Only the lines of the data holding the string "tries" need to be returned.
+++++
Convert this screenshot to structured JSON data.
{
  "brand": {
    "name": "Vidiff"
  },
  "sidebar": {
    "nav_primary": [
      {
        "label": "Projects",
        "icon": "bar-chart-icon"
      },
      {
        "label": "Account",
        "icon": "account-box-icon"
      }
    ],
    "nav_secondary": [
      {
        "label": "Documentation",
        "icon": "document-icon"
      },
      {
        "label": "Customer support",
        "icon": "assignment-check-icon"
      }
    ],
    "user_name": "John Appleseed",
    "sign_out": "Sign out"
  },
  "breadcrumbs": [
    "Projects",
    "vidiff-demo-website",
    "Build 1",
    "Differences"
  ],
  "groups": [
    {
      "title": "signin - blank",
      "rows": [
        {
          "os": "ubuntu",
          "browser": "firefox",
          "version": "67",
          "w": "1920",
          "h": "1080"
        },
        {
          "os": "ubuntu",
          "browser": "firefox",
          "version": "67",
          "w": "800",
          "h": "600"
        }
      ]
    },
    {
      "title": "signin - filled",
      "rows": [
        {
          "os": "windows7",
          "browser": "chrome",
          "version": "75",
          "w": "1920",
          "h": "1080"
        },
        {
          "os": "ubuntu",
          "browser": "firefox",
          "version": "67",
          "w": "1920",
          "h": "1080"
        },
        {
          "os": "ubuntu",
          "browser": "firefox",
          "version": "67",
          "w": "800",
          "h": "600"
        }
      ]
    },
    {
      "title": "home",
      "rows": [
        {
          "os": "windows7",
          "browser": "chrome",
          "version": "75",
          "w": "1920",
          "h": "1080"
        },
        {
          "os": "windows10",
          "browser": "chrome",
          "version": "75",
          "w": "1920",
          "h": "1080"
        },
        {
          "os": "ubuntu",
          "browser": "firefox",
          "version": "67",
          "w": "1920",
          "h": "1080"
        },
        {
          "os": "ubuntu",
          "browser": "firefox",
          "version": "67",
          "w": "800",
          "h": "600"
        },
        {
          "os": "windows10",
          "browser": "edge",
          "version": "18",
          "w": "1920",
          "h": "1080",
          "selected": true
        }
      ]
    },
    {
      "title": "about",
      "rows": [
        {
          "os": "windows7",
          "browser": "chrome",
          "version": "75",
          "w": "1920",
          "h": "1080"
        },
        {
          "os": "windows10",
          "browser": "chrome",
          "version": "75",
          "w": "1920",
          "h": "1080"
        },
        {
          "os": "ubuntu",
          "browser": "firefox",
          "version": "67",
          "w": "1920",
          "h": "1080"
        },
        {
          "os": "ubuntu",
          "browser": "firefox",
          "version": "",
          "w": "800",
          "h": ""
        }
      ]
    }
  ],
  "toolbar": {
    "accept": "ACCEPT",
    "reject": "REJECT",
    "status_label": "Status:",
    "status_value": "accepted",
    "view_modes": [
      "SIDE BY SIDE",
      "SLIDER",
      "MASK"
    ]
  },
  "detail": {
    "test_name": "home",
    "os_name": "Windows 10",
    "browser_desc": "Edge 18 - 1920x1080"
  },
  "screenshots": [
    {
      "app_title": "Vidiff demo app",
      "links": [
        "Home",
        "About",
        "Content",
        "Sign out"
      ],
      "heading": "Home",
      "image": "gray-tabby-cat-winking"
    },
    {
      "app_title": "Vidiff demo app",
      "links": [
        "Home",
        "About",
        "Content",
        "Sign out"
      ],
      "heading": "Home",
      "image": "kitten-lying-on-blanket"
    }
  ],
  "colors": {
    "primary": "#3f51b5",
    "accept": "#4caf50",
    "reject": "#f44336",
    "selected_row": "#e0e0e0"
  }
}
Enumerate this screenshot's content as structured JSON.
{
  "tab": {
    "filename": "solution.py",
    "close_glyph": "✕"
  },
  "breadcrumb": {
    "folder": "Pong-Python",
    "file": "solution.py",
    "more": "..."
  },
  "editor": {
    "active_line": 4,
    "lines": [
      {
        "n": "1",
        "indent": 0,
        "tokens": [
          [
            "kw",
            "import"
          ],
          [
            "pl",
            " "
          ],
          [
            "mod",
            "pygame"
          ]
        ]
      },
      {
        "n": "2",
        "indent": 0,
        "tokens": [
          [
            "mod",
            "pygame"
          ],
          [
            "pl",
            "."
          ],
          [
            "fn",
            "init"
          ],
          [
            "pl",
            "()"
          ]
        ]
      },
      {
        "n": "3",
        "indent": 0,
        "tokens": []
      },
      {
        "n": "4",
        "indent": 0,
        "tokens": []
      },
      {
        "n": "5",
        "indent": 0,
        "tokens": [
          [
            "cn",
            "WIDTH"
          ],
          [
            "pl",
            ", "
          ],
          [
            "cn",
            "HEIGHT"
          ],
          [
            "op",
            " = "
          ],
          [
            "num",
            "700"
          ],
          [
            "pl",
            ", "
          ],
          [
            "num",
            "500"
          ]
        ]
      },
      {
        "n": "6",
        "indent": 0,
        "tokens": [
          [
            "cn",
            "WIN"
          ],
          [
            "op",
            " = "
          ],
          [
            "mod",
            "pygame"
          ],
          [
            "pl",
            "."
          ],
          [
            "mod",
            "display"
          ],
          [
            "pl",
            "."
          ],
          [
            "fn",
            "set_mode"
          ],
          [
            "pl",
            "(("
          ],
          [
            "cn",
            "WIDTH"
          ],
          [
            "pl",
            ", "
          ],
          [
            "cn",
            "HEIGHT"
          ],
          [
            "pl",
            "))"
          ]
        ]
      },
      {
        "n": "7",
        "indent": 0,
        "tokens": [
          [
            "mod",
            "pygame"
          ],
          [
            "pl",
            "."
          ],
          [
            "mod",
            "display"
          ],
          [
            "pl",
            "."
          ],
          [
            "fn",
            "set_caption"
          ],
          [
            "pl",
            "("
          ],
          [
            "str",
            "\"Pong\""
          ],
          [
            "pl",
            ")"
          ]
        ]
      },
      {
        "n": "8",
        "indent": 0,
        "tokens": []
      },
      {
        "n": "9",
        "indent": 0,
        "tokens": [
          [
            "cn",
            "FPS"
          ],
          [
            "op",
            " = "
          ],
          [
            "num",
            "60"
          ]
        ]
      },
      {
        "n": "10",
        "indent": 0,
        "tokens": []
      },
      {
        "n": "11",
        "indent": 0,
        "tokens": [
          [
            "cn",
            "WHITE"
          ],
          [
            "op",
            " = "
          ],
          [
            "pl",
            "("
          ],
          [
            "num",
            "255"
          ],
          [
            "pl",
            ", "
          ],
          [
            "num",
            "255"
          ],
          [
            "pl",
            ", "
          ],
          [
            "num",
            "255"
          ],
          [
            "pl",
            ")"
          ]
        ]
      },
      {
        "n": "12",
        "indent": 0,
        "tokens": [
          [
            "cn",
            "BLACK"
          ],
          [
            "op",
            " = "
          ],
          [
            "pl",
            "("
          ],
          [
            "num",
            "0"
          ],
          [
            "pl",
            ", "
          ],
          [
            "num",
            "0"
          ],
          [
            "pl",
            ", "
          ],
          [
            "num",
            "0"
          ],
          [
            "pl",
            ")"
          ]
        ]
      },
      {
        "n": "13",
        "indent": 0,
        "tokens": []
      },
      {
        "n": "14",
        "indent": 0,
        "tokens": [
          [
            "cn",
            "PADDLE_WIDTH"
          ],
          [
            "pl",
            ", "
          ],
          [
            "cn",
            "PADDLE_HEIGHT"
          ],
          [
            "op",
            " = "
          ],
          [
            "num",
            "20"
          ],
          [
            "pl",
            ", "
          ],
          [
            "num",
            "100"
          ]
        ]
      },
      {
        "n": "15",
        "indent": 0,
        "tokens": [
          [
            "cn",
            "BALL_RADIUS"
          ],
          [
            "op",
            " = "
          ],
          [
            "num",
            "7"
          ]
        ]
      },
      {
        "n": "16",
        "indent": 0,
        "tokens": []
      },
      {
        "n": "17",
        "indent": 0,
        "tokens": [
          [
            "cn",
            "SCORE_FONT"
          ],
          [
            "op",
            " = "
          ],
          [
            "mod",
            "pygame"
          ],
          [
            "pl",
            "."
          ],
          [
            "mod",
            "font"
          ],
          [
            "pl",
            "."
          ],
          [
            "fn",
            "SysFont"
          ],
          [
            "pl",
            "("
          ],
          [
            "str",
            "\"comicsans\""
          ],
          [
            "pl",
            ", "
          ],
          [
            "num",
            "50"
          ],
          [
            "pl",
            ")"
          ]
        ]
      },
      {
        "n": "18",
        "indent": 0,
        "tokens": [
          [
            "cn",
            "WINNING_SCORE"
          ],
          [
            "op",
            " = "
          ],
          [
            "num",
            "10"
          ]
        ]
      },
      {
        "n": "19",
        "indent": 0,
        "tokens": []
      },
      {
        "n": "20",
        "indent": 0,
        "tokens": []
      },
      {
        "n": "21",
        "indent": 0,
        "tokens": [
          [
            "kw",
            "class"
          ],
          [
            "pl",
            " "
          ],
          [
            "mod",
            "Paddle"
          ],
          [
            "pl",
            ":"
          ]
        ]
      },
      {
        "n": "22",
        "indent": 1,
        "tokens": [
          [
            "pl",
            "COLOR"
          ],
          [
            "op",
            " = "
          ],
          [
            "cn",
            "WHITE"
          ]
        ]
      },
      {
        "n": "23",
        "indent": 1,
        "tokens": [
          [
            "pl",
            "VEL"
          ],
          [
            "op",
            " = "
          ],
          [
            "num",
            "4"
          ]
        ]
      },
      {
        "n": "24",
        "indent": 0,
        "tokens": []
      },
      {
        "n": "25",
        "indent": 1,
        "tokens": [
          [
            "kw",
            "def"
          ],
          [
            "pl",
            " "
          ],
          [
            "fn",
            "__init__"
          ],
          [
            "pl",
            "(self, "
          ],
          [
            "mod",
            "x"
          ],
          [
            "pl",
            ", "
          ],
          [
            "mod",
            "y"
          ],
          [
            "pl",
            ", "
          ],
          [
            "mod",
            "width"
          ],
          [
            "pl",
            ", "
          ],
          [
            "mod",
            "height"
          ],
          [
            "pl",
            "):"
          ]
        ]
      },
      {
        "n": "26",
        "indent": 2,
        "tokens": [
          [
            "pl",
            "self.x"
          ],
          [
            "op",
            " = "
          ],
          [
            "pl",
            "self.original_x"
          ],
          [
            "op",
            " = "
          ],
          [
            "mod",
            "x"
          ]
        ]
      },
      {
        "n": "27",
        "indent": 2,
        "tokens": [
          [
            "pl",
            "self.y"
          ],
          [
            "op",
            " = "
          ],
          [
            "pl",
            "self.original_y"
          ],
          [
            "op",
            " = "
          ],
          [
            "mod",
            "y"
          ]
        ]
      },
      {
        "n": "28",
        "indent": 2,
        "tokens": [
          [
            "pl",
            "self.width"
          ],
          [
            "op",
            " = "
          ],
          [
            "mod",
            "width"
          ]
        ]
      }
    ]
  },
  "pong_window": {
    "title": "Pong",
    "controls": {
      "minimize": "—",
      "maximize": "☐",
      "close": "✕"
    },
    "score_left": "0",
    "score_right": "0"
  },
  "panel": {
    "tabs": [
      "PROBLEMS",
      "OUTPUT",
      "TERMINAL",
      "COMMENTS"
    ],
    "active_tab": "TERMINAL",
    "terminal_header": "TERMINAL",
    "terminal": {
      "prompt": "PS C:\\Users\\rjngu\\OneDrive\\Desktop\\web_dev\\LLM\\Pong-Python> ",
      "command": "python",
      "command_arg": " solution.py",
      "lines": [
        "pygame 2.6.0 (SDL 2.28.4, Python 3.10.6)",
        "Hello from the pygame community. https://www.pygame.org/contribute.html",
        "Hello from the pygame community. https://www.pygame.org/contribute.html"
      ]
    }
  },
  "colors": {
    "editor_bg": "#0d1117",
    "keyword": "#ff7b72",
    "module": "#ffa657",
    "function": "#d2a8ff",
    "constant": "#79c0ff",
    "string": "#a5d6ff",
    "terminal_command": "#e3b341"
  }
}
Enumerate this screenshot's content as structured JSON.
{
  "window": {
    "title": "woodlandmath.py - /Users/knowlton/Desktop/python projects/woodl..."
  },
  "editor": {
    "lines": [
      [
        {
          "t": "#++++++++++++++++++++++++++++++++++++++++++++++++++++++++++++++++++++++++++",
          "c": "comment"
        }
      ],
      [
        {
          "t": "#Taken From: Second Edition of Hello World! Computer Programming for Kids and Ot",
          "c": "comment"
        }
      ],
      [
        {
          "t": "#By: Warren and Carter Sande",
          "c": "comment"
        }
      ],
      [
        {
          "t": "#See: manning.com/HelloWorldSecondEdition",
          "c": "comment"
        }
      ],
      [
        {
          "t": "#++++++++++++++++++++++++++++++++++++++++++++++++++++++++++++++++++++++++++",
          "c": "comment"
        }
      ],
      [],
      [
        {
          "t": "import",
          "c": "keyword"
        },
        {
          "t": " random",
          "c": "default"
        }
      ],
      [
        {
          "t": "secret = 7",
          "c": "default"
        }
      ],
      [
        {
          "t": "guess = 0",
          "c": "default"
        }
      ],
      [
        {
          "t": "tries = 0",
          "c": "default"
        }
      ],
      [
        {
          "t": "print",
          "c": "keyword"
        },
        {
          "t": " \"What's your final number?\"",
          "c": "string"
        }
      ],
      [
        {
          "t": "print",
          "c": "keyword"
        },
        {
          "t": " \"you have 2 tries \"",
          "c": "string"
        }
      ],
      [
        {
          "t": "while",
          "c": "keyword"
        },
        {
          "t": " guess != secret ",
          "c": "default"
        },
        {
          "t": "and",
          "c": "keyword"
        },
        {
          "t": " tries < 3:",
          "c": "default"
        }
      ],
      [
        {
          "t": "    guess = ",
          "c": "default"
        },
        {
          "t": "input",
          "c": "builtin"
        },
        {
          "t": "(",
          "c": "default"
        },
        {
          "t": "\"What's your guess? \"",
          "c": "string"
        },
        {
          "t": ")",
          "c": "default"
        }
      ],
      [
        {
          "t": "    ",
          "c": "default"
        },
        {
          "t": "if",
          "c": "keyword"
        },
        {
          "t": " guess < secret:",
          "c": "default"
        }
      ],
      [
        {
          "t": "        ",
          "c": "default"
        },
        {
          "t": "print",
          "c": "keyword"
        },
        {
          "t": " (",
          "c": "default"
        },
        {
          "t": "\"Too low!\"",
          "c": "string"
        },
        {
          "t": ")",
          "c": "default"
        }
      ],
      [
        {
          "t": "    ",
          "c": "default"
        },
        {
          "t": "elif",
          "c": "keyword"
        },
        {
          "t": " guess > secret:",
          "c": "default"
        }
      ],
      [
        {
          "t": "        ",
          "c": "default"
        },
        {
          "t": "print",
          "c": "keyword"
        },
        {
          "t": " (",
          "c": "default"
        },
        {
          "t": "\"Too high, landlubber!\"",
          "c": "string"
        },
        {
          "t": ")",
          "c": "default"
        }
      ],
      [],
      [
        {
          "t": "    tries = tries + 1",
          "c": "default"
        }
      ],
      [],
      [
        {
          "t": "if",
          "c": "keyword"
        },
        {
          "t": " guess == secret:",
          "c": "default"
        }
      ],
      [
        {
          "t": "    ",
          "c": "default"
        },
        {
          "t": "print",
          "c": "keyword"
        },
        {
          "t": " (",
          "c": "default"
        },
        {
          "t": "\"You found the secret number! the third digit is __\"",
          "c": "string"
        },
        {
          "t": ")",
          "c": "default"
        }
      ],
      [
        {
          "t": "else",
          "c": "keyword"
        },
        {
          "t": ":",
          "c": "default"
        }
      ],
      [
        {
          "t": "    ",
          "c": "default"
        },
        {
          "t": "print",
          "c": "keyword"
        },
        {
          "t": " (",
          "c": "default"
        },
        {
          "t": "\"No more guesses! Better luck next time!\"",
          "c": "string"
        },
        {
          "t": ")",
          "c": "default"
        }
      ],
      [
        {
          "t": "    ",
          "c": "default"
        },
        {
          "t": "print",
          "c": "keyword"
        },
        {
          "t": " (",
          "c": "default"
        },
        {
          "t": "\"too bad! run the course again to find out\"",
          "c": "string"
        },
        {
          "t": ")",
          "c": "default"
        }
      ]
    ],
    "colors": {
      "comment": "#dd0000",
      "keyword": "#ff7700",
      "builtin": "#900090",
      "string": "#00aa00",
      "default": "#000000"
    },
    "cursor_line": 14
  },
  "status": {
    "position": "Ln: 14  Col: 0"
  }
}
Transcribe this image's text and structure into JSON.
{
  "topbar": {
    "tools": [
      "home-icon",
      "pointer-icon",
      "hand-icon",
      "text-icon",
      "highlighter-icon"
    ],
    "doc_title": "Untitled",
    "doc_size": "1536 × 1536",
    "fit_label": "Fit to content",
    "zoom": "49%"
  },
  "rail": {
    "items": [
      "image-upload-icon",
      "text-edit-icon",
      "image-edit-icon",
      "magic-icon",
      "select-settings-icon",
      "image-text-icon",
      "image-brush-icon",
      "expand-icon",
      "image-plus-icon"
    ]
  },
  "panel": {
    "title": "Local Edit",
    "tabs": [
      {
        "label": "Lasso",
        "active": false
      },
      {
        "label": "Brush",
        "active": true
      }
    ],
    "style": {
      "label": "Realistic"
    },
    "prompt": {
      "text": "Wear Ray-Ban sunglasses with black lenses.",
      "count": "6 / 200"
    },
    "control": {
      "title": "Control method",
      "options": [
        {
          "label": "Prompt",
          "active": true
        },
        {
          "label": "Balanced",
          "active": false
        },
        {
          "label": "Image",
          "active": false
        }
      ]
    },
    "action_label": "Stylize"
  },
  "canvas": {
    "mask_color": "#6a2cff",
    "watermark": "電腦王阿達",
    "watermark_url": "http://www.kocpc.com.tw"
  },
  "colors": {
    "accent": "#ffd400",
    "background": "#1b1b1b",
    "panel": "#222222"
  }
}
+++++
[Written response]
          "t": "tries = 0",
          "t": " \"you have 2 tries \"",
          "t": " tries < 3:",
          "t": "    tries = tries + 1",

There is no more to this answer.